- [Problem description] Which lines of the data contain the string "text"? Show each of them.

- [Material for this exercise]

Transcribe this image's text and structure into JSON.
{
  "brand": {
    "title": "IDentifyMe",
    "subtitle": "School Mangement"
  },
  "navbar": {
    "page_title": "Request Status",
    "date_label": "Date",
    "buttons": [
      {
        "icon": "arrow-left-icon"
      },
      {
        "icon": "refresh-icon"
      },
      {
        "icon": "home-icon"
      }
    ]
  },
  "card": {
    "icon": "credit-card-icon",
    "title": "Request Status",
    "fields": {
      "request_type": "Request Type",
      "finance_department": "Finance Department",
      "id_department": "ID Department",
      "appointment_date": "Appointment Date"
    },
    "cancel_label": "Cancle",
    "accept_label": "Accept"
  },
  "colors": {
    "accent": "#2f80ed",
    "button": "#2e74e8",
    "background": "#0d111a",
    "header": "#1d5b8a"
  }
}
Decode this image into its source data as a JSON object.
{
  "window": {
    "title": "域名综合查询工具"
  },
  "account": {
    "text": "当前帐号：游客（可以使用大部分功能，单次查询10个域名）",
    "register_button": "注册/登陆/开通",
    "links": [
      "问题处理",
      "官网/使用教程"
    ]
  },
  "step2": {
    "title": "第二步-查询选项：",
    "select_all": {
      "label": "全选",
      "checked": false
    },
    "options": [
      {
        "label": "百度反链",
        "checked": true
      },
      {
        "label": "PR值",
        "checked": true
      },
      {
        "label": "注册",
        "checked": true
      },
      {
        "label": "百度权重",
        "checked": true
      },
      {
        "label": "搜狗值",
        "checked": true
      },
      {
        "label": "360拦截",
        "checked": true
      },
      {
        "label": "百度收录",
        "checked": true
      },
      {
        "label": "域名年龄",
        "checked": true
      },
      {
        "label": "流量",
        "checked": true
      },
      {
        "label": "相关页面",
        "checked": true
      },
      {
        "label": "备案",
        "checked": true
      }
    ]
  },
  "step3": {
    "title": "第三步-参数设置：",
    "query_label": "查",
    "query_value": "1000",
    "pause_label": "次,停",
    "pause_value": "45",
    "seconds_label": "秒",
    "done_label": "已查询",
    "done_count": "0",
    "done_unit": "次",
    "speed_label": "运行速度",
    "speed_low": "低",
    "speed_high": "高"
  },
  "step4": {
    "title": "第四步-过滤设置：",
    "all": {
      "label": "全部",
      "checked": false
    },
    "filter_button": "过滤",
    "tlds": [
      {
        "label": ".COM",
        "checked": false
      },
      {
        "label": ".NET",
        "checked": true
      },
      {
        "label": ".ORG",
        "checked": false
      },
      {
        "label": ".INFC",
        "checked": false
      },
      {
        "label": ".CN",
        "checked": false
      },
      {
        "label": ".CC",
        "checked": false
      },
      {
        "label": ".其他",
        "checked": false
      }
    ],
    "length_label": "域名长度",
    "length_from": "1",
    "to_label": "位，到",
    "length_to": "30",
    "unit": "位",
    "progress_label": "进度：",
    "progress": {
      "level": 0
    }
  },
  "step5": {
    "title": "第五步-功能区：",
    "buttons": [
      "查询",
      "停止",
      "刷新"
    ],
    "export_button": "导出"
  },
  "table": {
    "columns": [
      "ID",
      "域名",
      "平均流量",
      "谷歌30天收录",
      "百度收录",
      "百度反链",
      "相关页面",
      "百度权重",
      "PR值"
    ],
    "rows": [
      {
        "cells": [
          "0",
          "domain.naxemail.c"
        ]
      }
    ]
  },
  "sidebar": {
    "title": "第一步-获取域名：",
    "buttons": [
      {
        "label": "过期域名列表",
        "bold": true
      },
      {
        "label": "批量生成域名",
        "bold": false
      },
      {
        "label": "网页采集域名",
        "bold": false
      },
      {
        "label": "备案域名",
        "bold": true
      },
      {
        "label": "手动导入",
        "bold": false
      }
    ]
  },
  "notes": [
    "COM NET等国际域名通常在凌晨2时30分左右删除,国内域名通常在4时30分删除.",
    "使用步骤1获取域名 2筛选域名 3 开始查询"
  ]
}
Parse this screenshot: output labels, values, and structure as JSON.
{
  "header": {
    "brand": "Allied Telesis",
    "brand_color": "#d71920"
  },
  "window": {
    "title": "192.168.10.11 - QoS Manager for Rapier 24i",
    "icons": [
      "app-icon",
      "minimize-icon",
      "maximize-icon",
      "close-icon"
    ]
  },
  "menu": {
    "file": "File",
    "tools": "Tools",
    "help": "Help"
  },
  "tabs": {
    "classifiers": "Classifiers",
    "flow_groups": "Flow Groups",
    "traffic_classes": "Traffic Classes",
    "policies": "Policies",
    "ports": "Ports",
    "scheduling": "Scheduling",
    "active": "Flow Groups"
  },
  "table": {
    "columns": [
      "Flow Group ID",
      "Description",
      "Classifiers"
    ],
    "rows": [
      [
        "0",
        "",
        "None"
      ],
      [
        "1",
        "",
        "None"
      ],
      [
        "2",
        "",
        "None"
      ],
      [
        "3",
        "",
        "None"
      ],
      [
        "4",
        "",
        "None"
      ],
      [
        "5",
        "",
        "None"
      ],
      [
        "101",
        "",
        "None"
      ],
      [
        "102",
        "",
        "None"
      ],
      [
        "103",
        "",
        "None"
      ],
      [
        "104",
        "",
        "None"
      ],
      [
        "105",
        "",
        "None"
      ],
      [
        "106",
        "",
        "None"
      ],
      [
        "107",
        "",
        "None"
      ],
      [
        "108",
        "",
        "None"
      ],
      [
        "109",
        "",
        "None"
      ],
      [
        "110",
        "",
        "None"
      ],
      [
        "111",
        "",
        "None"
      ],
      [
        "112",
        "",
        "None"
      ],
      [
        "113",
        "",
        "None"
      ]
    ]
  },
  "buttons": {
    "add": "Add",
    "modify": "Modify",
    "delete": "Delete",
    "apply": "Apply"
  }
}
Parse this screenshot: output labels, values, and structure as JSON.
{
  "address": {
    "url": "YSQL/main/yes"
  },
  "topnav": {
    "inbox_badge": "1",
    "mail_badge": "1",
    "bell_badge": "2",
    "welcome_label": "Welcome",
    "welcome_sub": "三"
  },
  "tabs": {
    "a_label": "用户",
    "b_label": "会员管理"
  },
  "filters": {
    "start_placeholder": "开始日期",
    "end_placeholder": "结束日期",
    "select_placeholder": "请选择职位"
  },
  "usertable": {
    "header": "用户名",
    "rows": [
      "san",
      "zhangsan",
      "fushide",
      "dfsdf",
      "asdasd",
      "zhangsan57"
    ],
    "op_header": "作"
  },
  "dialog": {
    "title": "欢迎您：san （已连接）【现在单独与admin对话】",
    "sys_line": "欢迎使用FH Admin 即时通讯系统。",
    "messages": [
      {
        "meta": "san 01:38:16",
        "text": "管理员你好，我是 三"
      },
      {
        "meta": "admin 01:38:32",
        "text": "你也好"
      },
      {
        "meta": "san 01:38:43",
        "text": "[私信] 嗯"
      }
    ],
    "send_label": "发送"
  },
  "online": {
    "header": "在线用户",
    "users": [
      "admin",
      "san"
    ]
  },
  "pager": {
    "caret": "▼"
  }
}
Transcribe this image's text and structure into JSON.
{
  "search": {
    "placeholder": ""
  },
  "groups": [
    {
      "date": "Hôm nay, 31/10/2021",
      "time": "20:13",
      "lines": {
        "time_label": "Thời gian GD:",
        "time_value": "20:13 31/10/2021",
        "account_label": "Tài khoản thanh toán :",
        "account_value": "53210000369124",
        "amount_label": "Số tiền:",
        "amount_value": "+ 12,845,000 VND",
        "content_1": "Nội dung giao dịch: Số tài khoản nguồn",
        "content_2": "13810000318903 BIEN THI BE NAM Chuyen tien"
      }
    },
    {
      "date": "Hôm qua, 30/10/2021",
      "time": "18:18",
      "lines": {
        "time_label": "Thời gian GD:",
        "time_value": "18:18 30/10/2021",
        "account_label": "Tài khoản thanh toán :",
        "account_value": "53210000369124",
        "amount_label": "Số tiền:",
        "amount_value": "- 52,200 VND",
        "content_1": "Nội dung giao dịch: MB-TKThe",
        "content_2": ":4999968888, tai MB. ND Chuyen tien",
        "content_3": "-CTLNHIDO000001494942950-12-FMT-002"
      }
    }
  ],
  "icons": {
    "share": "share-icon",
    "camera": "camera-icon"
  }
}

- [Response below]
Transcribe this image's text and structure into JSON.
    "text": "当前帐号：游客（可以使用大部分功能，单次查询10个域名）",
        "text": "管理员你好，我是 三"
        "text": "你也好"
        "text": "[私信] 嗯"
Transcribe this image's text and structure into JSON.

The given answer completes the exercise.